= What needs to be done =
Within the listing below, how many lines include the string "JSON"? Reply with only the number.
|---|
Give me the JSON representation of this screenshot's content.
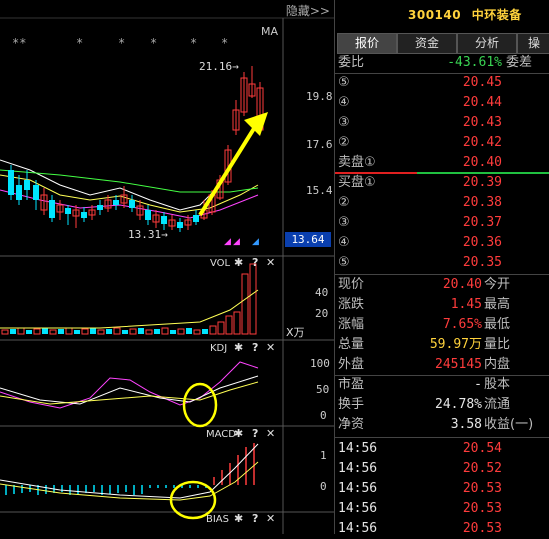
{
  "header": {
    "hide_label": "隐藏>>",
    "stock_code": "300140",
    "stock_name": "中环装备"
  },
  "tabs": [
    "报价",
    "资金",
    "分析",
    "操"
  ],
  "quote": {
    "weibi_label": "委比",
    "weibi_value": "-43.61%",
    "weicha_label": "委差",
    "sell_levels": [
      {
        "label": "⑤",
        "price": "20.45"
      },
      {
        "label": "④",
        "price": "20.44"
      },
      {
        "label": "③",
        "price": "20.43"
      },
      {
        "label": "②",
        "price": "20.42"
      },
      {
        "label": "卖盘①",
        "price": "20.40"
      }
    ],
    "buy_levels": [
      {
        "label": "买盘①",
        "price": "20.39"
      },
      {
        "label": "②",
        "price": "20.38"
      },
      {
        "label": "③",
        "price": "20.37"
      },
      {
        "label": "④",
        "price": "20.36"
      },
      {
        "label": "⑤",
        "price": "20.35"
      }
    ],
    "stats": [
      {
        "l1": "现价",
        "v": "20.40",
        "vcolor": "red",
        "l2": "今开"
      },
      {
        "l1": "涨跌",
        "v": "1.45",
        "vcolor": "red",
        "l2": "最高"
      },
      {
        "l1": "涨幅",
        "v": "7.65%",
        "vcolor": "red",
        "l2": "最低"
      },
      {
        "l1": "总量",
        "v": "59.97万",
        "vcolor": "yellow",
        "l2": "量比"
      },
      {
        "l1": "外盘",
        "v": "245145",
        "vcolor": "red",
        "l2": "内盘"
      }
    ],
    "stats2": [
      {
        "l1": "市盈",
        "v": "-",
        "vcolor": "white",
        "l2": "股本"
      },
      {
        "l1": "换手",
        "v": "24.78%",
        "vcolor": "white",
        "l2": "流通"
      },
      {
        "l1": "净资",
        "v": "3.58",
        "vcolor": "white",
        "l2": "收益(一)"
      }
    ],
    "ticks": [
      {
        "time": "14:56",
        "price": "20.54"
      },
      {
        "time": "14:56",
        "price": "20.52"
      },
      {
        "time": "14:56",
        "price": "20.53"
      },
      {
        "time": "14:56",
        "price": "20.53"
      },
      {
        "time": "14:56",
        "price": "20.53"
      }
    ]
  },
  "chart": {
    "ma_label": "MA",
    "high_label": "21.16",
    "low_label": "13.31",
    "price_axis": [
      "19.8",
      "17.6",
      "15.4"
    ],
    "current_price": "13.64",
    "stars": [
      "**",
      "*",
      "*",
      "*",
      "*",
      "*"
    ],
    "vol_label": "VOL",
    "vol_axis": [
      "40",
      "20"
    ],
    "vol_unit": "X万",
    "kdj_label": "KDJ",
    "kdj_axis": [
      "100",
      "50",
      "0"
    ],
    "macd_label": "MACD",
    "macd_axis": [
      "1",
      "0"
    ],
    "bias_label": "BIAS",
    "panel_icons": [
      "gear-icon",
      "help-icon",
      "close-icon"
    ],
    "icon_glyphs": {
      "gear": "✱",
      "help": "?",
      "close": "✕"
    }
  },
  "colors": {
    "up": "#ff3c3c",
    "down": "#00e5ff",
    "ma_yellow": "#ffff55",
    "ma_magenta": "#ff44ff",
    "ma_green": "#44ff44",
    "ma_white": "#ffffff",
    "arrow": "#ffff00"
  }
}
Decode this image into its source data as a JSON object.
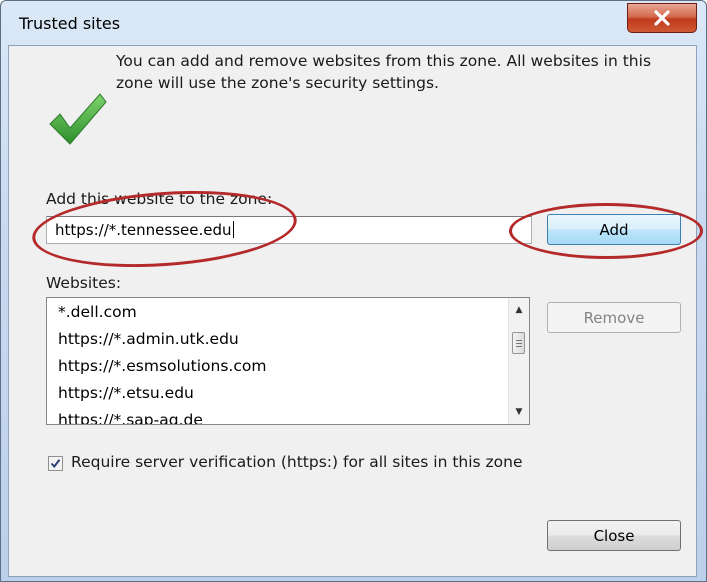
{
  "window": {
    "title": "Trusted sites",
    "close_glyph": "X"
  },
  "info": {
    "icon": "check-icon",
    "text": "You can add and remove websites from this zone. All websites in this zone will use the zone's security settings."
  },
  "add_section": {
    "label": "Add this website to the zone:",
    "input_value": "https://*.tennessee.edu",
    "add_button": "Add"
  },
  "websites": {
    "label": "Websites:",
    "items": [
      "*.dell.com",
      "https://*.admin.utk.edu",
      "https://*.esmsolutions.com",
      "https://*.etsu.edu",
      "https://*.sap-ag.de"
    ],
    "remove_button": "Remove"
  },
  "verification": {
    "checked": true,
    "label": "Require server verification (https:) for all sites in this zone"
  },
  "footer": {
    "close_button": "Close"
  },
  "colors": {
    "annotation": "#b42a2a",
    "check_green": "#3aa33a",
    "close_red": "#c0391c"
  }
}
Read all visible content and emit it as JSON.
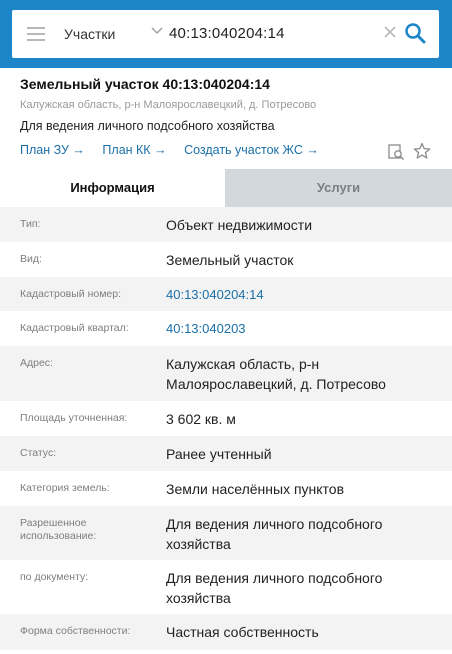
{
  "search": {
    "type_label": "Участки",
    "query": "40:13:040204:14"
  },
  "card": {
    "title": "Земельный участок 40:13:040204:14",
    "address_short": "Калужская область, р-н Малоярославецкий, д. Потресово",
    "purpose": "Для ведения личного подсобного хозяйства",
    "links": [
      "План ЗУ →",
      "План КК →",
      "Создать участок ЖС →"
    ]
  },
  "tabs": [
    "Информация",
    "Услуги"
  ],
  "rows": [
    {
      "label": "Тип:",
      "value": "Объект недвижимости"
    },
    {
      "label": "Вид:",
      "value": "Земельный участок"
    },
    {
      "label": "Кадастровый номер:",
      "value": "40:13:040204:14"
    },
    {
      "label": "Кадастровый квартал:",
      "value": "40:13:040203"
    },
    {
      "label": "Адрес:",
      "value": "Калужская область, р-н Малоярославецкий, д. Потресово"
    },
    {
      "label": "Площадь уточненная:",
      "value": "3 602 кв. м"
    },
    {
      "label": "Статус:",
      "value": "Ранее учтенный"
    },
    {
      "label": "Категория земель:",
      "value": "Земли населённых пунктов"
    },
    {
      "label": "Разрешенное использование:",
      "value": "Для ведения личного подсобного хозяйства"
    },
    {
      "label": "по документу:",
      "value": "Для ведения личного подсобного хозяйства"
    },
    {
      "label": "Форма собственности:",
      "value": "Частная собственность"
    }
  ],
  "colors": {
    "header_bg": "#1d86c9",
    "link": "#1b6fa8",
    "search_icon": "#1d86c9"
  }
}
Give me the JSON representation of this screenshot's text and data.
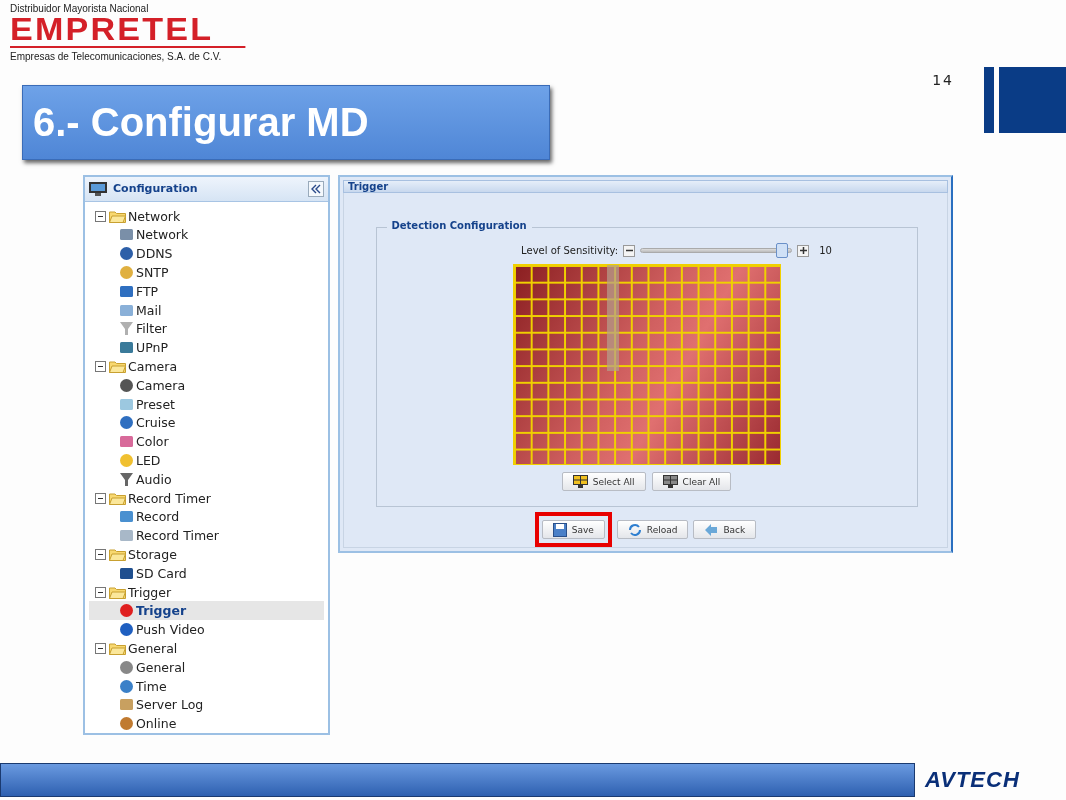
{
  "header": {
    "tagline": "Distribuidor Mayorista Nacional",
    "logo": "EMPRETEL",
    "company": "Empresas de Telecomunicaciones, S.A. de C.V."
  },
  "page_number": "14",
  "title": "6.- Configurar MD",
  "sidebar": {
    "title": "Configuration",
    "tree": [
      {
        "label": "Network",
        "expanded": true,
        "children": [
          {
            "label": "Network",
            "selected": false
          },
          {
            "label": "DDNS",
            "selected": false
          },
          {
            "label": "SNTP",
            "selected": false
          },
          {
            "label": "FTP",
            "selected": false
          },
          {
            "label": "Mail",
            "selected": false
          },
          {
            "label": "Filter",
            "selected": false
          },
          {
            "label": "UPnP",
            "selected": false
          }
        ]
      },
      {
        "label": "Camera",
        "expanded": true,
        "children": [
          {
            "label": "Camera",
            "selected": false
          },
          {
            "label": "Preset",
            "selected": false
          },
          {
            "label": "Cruise",
            "selected": false
          },
          {
            "label": "Color",
            "selected": false
          },
          {
            "label": "LED",
            "selected": false
          },
          {
            "label": "Audio",
            "selected": false
          }
        ]
      },
      {
        "label": "Record Timer",
        "expanded": true,
        "children": [
          {
            "label": "Record",
            "selected": false
          },
          {
            "label": "Record Timer",
            "selected": false
          }
        ]
      },
      {
        "label": "Storage",
        "expanded": true,
        "children": [
          {
            "label": "SD Card",
            "selected": false
          }
        ]
      },
      {
        "label": "Trigger",
        "expanded": true,
        "children": [
          {
            "label": "Trigger",
            "selected": true
          },
          {
            "label": "Push Video",
            "selected": false
          }
        ]
      },
      {
        "label": "General",
        "expanded": true,
        "children": [
          {
            "label": "General",
            "selected": false
          },
          {
            "label": "Time",
            "selected": false
          },
          {
            "label": "Server Log",
            "selected": false
          },
          {
            "label": "Online",
            "selected": false
          }
        ]
      }
    ]
  },
  "panel": {
    "title": "Trigger",
    "section": "Detection Configuration",
    "sensitivity": {
      "label": "Level of Sensitivity:",
      "level": 0.97,
      "reading": "10"
    },
    "grid_buttons": [
      "Select All",
      "Clear All"
    ],
    "buttons": [
      {
        "label": "Save",
        "highlighted": true
      },
      {
        "label": "Reload",
        "highlighted": false
      },
      {
        "label": "Back",
        "highlighted": false
      }
    ]
  },
  "footer": {
    "logo": "AVTECH"
  }
}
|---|
= Task output =
4